There is another aspect to conversations which abounds and is less spoken about. These are called background conversations. These conversations are the ones that keep going on in our heads and prevent us from being good listeners. At the end of it, good communication is more about being a good listener rather than being a good talker.
What needs to be done
Image credit: Theodore Zeldin
In India we have known a caste system that practiced untouchability in the physical realm. When nations refuse to talk to each other, or when I choose not to talk to my colleague in another department or refuse to acknowledge a friend I do not get along with, is that not verbal untouchability? Sharon Knoll, from UNDP and Dr. Monica Sharma, former head of U.N.’s Leadership Development have devised a methodology to manage breakdowns in conversations.
Sharon Knoll and her colleague Allan Henderson are coaches who have authored many articles on effective conversation. These include conversations for generating action, for completion, for accomplishment and for acknowledgement. Each aspect addresses a different set of nuances to help us manage conversations better. These approaches were used very successfully by UNDP in its war on HIV/AIDS, which required significant dialogue with numerous stakeholders to mitigate the stigma associated with the disease.
Interestingly The Oxford Muse, inspired by Theodore Zeldin has begun experimenting with a new postgraduate degree program called the Masters of Conversational Arts. The syllabus has been designed keeping in mind the aspiration of those wanting to become a generalist. The course contents are a fusion of various branches of science, humanities, arts and business. This syllabus has been piloted in London and Paris, so stay tuned!
In general, we need more books on conversation just as we have books on diet and nutrition. We need to create system shifts that will make it easier for us to talk to strangers and to people with whom we have nothing in common or who belong to a profession that’s not ours. We need enhanced doctor-patient relationships and we need more time with friends and family.
More than laws, it is conversations that create the conditions for reconciliation and attaining equity and justice in the long run. Good conversations determine the quality of our relationships. For us to rediscover our humanity we need a sharp ear to listen and speak responsibly. So, maybe the next time you are on a flight consider befriending the passenger besides you.
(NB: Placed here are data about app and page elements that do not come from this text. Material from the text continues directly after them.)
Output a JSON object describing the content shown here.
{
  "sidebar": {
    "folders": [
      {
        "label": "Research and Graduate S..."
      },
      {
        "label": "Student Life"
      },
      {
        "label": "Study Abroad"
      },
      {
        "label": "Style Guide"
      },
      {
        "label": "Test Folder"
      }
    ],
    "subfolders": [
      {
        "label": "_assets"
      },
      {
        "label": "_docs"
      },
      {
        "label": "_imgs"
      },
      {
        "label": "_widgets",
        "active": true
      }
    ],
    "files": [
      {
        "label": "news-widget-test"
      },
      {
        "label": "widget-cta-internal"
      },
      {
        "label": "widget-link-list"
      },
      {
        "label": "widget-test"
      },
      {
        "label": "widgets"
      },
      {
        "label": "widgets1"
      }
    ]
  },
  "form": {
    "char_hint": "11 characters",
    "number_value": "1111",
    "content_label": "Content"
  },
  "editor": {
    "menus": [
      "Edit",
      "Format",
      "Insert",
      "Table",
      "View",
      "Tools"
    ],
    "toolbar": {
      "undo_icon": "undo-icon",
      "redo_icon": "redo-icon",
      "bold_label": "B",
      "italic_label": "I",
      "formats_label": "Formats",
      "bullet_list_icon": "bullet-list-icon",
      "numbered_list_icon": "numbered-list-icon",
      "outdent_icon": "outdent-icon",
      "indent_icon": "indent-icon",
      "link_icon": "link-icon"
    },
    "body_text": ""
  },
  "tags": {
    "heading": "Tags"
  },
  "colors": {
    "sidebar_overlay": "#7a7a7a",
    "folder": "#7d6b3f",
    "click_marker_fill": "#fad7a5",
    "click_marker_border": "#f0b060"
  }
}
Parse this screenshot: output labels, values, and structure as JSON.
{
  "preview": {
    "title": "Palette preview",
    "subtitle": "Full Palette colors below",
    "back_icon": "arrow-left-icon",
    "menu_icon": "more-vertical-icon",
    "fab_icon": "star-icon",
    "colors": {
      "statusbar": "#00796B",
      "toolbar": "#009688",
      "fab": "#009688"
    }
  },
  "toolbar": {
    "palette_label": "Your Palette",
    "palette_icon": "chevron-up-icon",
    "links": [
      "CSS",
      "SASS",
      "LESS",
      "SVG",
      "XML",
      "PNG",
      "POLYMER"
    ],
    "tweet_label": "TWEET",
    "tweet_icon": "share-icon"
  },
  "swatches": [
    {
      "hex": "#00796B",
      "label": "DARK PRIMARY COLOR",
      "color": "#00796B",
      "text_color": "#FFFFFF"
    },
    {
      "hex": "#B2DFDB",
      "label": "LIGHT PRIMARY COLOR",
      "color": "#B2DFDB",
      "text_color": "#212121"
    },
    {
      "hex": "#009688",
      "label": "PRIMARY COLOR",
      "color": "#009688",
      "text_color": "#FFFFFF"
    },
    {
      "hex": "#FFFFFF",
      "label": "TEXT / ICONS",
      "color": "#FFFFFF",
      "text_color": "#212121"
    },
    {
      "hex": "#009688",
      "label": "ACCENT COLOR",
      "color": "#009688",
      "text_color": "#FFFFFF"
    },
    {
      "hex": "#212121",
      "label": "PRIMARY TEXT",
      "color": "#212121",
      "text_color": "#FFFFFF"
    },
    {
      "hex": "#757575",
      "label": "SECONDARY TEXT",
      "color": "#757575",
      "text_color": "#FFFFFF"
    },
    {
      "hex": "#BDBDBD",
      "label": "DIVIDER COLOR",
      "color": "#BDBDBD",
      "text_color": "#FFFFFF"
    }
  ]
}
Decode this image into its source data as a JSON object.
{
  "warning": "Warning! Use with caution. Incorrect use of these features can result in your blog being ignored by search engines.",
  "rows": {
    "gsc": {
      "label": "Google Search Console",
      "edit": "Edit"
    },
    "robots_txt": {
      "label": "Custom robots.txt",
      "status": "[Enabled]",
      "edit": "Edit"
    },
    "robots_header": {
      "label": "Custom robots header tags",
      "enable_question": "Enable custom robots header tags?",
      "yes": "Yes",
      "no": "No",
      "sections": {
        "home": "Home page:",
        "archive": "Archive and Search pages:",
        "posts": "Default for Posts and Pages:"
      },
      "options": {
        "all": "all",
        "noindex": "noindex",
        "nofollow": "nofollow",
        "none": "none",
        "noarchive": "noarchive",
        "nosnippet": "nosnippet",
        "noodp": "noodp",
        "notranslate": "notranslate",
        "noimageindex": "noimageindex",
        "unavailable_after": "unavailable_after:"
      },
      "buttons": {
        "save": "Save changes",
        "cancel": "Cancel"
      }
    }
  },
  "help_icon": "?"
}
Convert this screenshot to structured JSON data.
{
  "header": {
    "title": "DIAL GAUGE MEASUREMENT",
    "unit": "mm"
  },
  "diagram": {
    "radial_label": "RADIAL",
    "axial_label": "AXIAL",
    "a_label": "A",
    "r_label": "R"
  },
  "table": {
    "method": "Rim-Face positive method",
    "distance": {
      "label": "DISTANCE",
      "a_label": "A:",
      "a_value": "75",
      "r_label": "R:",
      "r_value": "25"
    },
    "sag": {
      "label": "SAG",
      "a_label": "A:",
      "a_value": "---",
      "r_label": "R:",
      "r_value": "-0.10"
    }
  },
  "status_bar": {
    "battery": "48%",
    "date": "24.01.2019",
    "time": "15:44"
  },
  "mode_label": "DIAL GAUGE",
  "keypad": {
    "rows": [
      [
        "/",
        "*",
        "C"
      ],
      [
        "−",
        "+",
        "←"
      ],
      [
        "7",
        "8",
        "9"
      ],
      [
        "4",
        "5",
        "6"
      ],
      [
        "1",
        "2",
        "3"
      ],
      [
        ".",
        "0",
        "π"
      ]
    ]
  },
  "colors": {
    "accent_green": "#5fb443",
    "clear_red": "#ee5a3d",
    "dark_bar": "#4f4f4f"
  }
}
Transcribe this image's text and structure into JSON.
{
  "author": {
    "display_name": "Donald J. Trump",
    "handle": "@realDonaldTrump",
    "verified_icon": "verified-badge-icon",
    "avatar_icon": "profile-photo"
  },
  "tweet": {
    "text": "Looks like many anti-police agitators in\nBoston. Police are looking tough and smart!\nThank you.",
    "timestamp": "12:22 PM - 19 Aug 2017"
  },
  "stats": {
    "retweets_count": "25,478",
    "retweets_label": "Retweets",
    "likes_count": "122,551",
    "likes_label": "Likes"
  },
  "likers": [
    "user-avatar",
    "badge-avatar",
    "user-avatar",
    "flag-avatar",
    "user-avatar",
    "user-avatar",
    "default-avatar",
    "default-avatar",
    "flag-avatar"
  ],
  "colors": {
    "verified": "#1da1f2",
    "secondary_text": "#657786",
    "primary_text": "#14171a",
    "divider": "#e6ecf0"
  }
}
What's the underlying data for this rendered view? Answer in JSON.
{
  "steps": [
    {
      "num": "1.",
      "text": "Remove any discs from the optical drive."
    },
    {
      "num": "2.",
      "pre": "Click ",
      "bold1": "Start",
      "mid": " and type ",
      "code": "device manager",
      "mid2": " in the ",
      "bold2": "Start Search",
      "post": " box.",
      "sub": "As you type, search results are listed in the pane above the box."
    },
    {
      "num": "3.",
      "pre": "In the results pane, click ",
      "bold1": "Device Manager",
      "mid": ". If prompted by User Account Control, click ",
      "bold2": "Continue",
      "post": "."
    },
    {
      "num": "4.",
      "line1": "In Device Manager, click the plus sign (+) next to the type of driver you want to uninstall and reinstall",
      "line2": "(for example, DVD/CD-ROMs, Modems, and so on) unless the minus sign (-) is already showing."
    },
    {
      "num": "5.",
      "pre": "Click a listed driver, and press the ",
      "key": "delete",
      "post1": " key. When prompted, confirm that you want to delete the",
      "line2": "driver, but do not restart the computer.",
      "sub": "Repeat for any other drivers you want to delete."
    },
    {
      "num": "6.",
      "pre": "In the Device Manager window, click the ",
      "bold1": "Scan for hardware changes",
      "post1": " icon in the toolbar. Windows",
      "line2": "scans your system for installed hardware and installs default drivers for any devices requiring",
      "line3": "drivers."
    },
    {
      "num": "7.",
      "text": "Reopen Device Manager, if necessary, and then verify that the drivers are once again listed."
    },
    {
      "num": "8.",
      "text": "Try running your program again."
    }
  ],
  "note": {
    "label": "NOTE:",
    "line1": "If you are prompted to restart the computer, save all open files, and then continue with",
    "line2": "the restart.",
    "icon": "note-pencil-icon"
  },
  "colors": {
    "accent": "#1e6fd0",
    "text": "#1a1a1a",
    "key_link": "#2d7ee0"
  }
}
Trust me, you might just emerge a wiser person.
Feature image credit: Joshua Ness, Unsplash
Shakti Saran is an Inclusive World Citizen, Writer and Senior Fellow at PYXERA Global. All views expressed are his own